The House of Data Imperiali bulletins are extracts from the articles of the Legal Information Service (SIG) edited by Mr. Rosario Imperiali d’Afflitto.

The SIG is available by subscription only.

For further information, please email:

Complaints against GDPR violations

The several complaints lodged with national supervisory authorities, by international non-profits such as NoyB, La Quadrature du Net, Privacy International and others, are a practical example of the provisions of Article 80(1) of the GDPR, which allows data subjects to exercise their remedies recognized by the Regulation, by mandating not-for-profit bodies engaged in the field of personal data protection.

CJEU on “privacy” complaints by non-profit organisations

Within this framework, on April 28, 2022, the Court of Justice of the Union (CJEU) issued its judgment on Case C-319/20 concerning a reference for a preliminary ruling made by the German Federal Court (Bundesgerichtshof) in the dispute brought by the consumer association “Federal Union of Consumer Organisations and Associations” (hereinafter “Federal Union”) against Meta Platforms Ireland Limited, formerly Facebook Ireland Limited.

Preliminary questions in case C-319/20

The German referring court asked the CJEU whether the GDPR precludes a Member State from providing that a not-for-profit consumer organisation may act:

– for a data protection violation, which constitutes at the same time an unfair commercial practice, a consumer protection violation and a violation of the prohibition of the use of invalid general terms and conditions

– without having received a mandate from the data subject

– without proving the actual violation.

The Court’s answer was affirmative on all three questions.


As part of the services offered by the social network, Facebook Germany GmbH – the German subsidiary of the group – promotes advertising spaces under among these, the “App-Zentrum” (Application Centre) makes available to users free games provided by third parties. The use of the application implies the user’s acceptance of the general terms and conditions and the Privacy Policy. In this way, the game provider acquires the right to use and publish a set of user data, such as status notices, the user’s score, photos and other information.

The Federal Union, which under German consumer law is the body entitled to act on injunctions for the protection of consumers, sued the company Meta Platforms Ireland believing that the indications provided by the games in the Applications Area were “unfair” for violation of the rules on the valid consent of the data subject under the GDPR; in addition, the indication that the application is authorized to publish on behalf of the user some of his personal information would constitute a general condition that unduly penalizes the consumer, as such defected by nullity.

Legal Process

The action for an injunction under the German law against unfair competition brought by the Federal Union at first instance before the Land Court of Berlin was successful. Meta’s appeal against this decision before the Higher Regional Court of Berlin was rejected. Subsequently, the social network filed a cassation appeal against the rejection decision taken by the appellate court.
The latter court, while incidentally finding the Federal Union’s action to be well-founded, raised doubts about its admissibility (i.e., the Federal Union’s standing to bring such an action), as it could not rule out the possibility that the entry into force of the GDPR may have caused the Federal Union to lose standing, specifically, as a result of Article 80(2) of the Regulation.

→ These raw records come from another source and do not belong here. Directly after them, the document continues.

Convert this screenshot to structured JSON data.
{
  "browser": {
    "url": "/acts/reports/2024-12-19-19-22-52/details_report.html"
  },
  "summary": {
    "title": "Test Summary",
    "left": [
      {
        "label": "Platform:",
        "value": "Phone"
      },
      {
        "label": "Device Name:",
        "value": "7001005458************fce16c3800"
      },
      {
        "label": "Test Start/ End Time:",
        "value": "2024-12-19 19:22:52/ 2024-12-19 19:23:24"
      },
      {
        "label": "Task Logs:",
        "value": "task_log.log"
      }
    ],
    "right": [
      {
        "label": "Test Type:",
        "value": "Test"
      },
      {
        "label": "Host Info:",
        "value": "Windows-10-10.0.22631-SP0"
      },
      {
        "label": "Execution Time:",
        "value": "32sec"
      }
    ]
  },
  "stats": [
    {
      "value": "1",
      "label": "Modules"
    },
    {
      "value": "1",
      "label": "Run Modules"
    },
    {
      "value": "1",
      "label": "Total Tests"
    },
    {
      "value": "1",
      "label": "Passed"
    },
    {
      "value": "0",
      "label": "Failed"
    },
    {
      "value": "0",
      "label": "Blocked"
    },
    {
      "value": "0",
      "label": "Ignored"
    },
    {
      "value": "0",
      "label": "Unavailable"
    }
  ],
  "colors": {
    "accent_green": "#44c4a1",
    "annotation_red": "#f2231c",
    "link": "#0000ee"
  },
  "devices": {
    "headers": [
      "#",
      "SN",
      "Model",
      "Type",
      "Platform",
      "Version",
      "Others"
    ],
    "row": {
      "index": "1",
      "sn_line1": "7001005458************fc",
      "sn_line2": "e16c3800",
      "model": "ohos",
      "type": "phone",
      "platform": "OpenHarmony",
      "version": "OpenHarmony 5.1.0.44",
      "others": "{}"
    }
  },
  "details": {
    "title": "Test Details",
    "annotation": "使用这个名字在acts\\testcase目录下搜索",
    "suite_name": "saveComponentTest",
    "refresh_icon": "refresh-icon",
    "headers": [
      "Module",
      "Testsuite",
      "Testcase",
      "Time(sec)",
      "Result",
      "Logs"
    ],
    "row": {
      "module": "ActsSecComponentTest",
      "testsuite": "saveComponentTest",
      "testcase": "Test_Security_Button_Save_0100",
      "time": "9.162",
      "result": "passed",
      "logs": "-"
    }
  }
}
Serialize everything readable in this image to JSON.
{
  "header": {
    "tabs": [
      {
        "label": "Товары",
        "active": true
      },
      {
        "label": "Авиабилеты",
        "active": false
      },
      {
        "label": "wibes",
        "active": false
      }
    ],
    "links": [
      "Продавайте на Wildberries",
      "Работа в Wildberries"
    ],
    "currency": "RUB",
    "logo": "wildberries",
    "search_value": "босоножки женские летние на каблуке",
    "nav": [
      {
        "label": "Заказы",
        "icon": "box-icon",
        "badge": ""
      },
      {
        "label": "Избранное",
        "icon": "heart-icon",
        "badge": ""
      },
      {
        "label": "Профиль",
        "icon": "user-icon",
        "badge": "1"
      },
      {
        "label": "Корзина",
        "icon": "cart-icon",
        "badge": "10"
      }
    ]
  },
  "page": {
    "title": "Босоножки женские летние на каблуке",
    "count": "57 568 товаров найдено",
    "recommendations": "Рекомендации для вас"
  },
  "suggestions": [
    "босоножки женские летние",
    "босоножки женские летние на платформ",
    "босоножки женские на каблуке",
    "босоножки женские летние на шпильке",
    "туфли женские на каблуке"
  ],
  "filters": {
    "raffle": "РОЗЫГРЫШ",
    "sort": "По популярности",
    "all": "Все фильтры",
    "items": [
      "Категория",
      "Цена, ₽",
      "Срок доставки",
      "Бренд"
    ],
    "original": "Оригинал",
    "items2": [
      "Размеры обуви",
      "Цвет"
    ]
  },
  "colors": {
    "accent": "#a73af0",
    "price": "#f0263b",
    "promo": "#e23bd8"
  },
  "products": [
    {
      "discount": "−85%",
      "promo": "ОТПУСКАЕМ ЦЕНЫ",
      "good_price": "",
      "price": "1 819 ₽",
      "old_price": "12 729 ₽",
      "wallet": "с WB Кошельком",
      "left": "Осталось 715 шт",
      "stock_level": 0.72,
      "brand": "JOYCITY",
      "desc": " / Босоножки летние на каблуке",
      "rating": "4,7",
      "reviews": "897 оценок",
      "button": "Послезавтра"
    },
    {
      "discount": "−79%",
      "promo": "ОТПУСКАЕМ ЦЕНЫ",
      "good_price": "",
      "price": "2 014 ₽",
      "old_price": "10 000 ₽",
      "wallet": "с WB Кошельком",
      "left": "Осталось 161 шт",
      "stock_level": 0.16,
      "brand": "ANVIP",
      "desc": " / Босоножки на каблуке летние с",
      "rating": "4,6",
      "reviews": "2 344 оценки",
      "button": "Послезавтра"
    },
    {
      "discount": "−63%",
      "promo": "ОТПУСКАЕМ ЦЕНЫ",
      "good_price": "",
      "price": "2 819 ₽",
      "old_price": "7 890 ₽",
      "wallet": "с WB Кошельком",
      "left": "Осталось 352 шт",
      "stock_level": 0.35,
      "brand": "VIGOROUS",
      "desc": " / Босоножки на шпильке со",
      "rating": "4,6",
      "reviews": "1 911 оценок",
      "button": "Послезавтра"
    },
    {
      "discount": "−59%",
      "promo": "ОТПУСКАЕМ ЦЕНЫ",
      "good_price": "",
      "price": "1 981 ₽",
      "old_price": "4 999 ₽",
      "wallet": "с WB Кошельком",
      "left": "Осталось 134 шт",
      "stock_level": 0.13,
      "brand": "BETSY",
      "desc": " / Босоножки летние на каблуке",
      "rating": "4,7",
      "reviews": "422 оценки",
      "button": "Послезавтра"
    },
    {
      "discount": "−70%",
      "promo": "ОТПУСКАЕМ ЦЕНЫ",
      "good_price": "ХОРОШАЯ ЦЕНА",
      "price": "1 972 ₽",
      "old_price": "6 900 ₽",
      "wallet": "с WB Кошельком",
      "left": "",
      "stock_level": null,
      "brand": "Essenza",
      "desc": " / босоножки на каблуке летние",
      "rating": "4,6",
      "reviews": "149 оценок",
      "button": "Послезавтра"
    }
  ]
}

Preliminary ruling

In Case C-319/20, the Bundesgerichtshof as referring court asks the CJEU for a preliminary ruling as to whether Article 80 of the GDPR does not allow a Member State to empower not-for-profit associations to take action against the infringer in the event of a violation of the GDPR:

  1. based on consumer protection law
  2. regardless of proof of such a violation
  3. in the absence of a mandate from the data subject.

In summary, the CJEU was asked whether, starting from consumer protection law, an organisation entitled to act to protect consumers under national law can enforce data subject rights under the GDPR, based on an alleged violation and even without a mandate.